David Mathers, on behalf of the RCN’s Exeter branch, proposed a motion at the 2008 RCN Congress in Bournemouth, calling for the government to rethink proposals to have an opt-out system that assumes people wish to donate their organs after their death unless otherwise stated.
Mr Mathers said: ‘The decision as to whether we donate organs is deeply private.’
He also stated that language barriers may prevent relatives of patients who do not speak English being able to understand that their loved ones’ organs could be donated.
‘How can we be certain of equality when we give people the information,’ he said.
But Dominic Walsh, of the RCN’s critical care forum, called on delegates to oppose the motion.
From personal experience, Mr Walsh said he favoured a system of presumed consent because it allowed relatives to have more options in the event of a loved one suffering brain stem death. He said: ‘It will allow them to feel that they had a good death.’

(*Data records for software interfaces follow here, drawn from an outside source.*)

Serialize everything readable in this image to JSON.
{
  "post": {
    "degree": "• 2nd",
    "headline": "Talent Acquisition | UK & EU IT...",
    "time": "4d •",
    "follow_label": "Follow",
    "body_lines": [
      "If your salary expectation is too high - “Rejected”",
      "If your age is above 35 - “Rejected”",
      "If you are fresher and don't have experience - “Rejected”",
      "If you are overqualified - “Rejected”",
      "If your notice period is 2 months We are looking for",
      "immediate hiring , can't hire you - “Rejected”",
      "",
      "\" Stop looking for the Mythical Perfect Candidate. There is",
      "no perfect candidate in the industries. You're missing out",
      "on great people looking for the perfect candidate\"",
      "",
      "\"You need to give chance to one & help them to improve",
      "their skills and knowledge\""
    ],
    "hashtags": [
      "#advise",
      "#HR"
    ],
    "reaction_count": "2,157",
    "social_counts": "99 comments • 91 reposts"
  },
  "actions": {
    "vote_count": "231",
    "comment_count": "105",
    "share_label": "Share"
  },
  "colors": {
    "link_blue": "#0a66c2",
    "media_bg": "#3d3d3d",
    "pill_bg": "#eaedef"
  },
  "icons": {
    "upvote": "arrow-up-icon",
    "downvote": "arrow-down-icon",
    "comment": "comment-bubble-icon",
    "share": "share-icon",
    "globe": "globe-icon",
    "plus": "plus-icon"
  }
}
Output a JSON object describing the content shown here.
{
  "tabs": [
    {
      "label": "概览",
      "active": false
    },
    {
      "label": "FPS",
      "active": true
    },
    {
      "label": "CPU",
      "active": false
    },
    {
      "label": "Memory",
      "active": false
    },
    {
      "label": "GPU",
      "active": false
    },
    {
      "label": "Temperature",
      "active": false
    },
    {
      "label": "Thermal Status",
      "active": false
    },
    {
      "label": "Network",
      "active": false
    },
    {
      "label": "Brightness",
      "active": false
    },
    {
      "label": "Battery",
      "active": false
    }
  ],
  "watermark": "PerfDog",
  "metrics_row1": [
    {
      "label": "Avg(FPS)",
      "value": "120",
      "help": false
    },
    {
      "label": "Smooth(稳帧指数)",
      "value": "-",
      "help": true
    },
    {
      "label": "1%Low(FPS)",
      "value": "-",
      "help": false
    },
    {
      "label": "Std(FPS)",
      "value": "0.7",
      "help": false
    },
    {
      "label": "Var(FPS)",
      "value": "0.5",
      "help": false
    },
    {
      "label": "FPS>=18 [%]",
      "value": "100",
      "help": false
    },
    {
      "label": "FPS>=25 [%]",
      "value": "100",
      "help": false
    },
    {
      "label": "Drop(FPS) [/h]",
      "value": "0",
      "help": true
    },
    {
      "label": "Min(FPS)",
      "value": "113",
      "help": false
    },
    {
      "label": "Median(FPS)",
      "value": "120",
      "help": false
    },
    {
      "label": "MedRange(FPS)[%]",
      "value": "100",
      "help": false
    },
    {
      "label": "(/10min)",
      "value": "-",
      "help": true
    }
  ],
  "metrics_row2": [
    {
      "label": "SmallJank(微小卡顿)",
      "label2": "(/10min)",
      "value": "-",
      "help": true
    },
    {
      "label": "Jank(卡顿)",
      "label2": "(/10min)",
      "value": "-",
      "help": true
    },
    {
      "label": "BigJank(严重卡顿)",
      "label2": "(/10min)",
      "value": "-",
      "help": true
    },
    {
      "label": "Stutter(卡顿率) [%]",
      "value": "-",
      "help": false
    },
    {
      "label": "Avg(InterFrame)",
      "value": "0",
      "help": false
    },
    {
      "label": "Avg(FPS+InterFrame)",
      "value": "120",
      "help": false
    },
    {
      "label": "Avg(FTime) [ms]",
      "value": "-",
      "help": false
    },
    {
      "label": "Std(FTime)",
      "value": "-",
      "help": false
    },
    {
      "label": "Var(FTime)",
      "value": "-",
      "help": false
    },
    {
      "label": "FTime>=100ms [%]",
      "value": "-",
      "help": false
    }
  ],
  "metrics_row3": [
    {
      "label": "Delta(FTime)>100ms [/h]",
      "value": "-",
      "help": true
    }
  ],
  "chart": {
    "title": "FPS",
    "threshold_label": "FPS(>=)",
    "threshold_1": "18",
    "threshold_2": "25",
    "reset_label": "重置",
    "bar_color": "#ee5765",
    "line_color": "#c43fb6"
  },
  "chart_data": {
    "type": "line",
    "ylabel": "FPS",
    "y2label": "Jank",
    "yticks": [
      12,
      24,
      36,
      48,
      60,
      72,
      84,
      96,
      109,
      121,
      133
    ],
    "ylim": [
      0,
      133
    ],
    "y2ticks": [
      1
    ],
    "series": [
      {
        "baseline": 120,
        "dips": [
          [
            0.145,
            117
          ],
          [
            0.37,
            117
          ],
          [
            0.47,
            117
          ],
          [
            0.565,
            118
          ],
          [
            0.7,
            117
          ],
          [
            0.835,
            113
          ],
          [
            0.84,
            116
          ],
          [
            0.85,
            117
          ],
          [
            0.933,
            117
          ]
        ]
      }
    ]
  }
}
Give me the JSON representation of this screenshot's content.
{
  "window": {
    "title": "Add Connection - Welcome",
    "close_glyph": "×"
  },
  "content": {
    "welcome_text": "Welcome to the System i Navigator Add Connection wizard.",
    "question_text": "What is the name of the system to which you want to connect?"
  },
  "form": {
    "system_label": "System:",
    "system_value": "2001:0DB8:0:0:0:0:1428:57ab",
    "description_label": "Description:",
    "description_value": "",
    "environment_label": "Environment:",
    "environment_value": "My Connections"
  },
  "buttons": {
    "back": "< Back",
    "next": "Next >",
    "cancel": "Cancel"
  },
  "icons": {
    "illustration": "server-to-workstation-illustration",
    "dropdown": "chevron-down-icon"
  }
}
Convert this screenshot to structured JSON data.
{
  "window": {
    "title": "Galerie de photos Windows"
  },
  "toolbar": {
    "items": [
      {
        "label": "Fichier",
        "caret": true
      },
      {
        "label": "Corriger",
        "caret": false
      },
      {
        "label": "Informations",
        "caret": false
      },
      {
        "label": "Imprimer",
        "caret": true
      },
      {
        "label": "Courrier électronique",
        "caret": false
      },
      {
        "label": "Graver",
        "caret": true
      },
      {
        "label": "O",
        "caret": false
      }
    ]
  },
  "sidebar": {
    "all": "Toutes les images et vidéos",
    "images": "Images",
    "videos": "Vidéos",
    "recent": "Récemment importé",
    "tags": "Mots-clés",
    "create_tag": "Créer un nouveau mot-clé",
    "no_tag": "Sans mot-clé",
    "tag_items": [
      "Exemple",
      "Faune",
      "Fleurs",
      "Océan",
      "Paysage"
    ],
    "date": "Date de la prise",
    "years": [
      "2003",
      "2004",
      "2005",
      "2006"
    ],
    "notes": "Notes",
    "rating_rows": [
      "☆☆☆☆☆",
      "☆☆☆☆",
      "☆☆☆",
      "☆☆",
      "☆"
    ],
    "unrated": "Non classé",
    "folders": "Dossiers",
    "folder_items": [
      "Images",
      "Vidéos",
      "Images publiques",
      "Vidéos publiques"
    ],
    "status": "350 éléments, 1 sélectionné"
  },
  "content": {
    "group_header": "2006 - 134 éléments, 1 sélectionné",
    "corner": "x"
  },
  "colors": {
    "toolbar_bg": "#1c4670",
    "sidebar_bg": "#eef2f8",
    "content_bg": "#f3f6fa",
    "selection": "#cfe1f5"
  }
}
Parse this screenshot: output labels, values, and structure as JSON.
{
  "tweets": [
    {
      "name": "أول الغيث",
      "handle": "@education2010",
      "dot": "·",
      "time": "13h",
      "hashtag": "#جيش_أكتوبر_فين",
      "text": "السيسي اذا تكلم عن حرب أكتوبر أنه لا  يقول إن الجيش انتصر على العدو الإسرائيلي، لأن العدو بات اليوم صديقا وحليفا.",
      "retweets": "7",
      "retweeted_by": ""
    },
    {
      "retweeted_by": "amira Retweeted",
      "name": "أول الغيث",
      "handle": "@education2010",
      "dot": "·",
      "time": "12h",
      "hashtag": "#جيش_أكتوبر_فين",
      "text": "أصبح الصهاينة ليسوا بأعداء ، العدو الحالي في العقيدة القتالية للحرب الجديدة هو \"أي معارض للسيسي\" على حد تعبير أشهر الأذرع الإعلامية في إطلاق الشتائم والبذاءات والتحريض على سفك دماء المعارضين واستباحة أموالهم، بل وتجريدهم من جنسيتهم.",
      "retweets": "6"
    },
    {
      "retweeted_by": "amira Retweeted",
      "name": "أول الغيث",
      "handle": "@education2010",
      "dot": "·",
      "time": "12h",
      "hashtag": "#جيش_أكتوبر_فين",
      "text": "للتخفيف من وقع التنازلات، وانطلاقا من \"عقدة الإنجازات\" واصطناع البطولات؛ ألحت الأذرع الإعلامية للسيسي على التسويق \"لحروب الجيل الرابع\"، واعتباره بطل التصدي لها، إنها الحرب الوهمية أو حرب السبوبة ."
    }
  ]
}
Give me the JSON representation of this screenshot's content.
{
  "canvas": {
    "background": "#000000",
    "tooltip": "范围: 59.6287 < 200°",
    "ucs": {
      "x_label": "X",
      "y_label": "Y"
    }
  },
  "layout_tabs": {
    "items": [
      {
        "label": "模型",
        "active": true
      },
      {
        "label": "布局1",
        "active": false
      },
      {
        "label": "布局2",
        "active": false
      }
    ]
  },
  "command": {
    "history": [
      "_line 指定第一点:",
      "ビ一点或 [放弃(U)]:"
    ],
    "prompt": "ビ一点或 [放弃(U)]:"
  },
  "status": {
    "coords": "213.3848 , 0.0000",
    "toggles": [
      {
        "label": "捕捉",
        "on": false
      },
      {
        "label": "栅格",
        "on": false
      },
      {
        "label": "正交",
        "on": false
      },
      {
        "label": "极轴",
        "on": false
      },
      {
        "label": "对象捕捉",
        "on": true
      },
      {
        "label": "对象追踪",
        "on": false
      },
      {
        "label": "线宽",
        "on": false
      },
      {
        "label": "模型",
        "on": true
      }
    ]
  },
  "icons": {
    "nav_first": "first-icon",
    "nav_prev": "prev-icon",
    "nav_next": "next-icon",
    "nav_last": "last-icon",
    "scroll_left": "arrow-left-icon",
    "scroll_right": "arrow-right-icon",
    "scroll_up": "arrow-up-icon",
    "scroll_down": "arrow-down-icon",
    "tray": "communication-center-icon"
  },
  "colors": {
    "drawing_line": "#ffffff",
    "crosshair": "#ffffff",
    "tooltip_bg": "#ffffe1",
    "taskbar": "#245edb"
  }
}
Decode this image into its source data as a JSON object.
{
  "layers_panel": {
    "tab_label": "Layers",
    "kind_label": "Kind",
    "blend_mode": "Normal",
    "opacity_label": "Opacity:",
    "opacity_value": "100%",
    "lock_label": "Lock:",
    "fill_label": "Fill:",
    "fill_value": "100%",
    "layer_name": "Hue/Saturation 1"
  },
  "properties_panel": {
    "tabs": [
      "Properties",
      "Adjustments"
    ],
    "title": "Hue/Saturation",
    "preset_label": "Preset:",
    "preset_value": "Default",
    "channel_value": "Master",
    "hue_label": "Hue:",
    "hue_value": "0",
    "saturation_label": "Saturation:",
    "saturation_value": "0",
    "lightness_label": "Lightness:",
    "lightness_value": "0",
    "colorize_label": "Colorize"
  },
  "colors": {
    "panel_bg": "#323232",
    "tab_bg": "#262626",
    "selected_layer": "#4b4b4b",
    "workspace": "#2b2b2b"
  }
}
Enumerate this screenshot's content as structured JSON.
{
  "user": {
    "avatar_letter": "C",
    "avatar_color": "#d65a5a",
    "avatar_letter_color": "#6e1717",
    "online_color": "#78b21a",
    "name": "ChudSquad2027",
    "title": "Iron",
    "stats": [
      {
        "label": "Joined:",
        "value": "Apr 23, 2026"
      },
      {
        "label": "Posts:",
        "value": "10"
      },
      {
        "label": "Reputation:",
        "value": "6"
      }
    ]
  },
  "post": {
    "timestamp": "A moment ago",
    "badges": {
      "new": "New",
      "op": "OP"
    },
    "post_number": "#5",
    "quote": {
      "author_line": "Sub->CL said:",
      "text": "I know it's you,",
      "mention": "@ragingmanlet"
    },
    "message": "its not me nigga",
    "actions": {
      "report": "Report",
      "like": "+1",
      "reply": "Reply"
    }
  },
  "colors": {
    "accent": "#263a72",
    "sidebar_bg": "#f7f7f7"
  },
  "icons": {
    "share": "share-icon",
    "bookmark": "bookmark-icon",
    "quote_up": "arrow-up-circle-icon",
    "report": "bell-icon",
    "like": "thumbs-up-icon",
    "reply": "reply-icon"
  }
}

The motion was defeated following a show of hands because of technical problems with electronic voting equipment.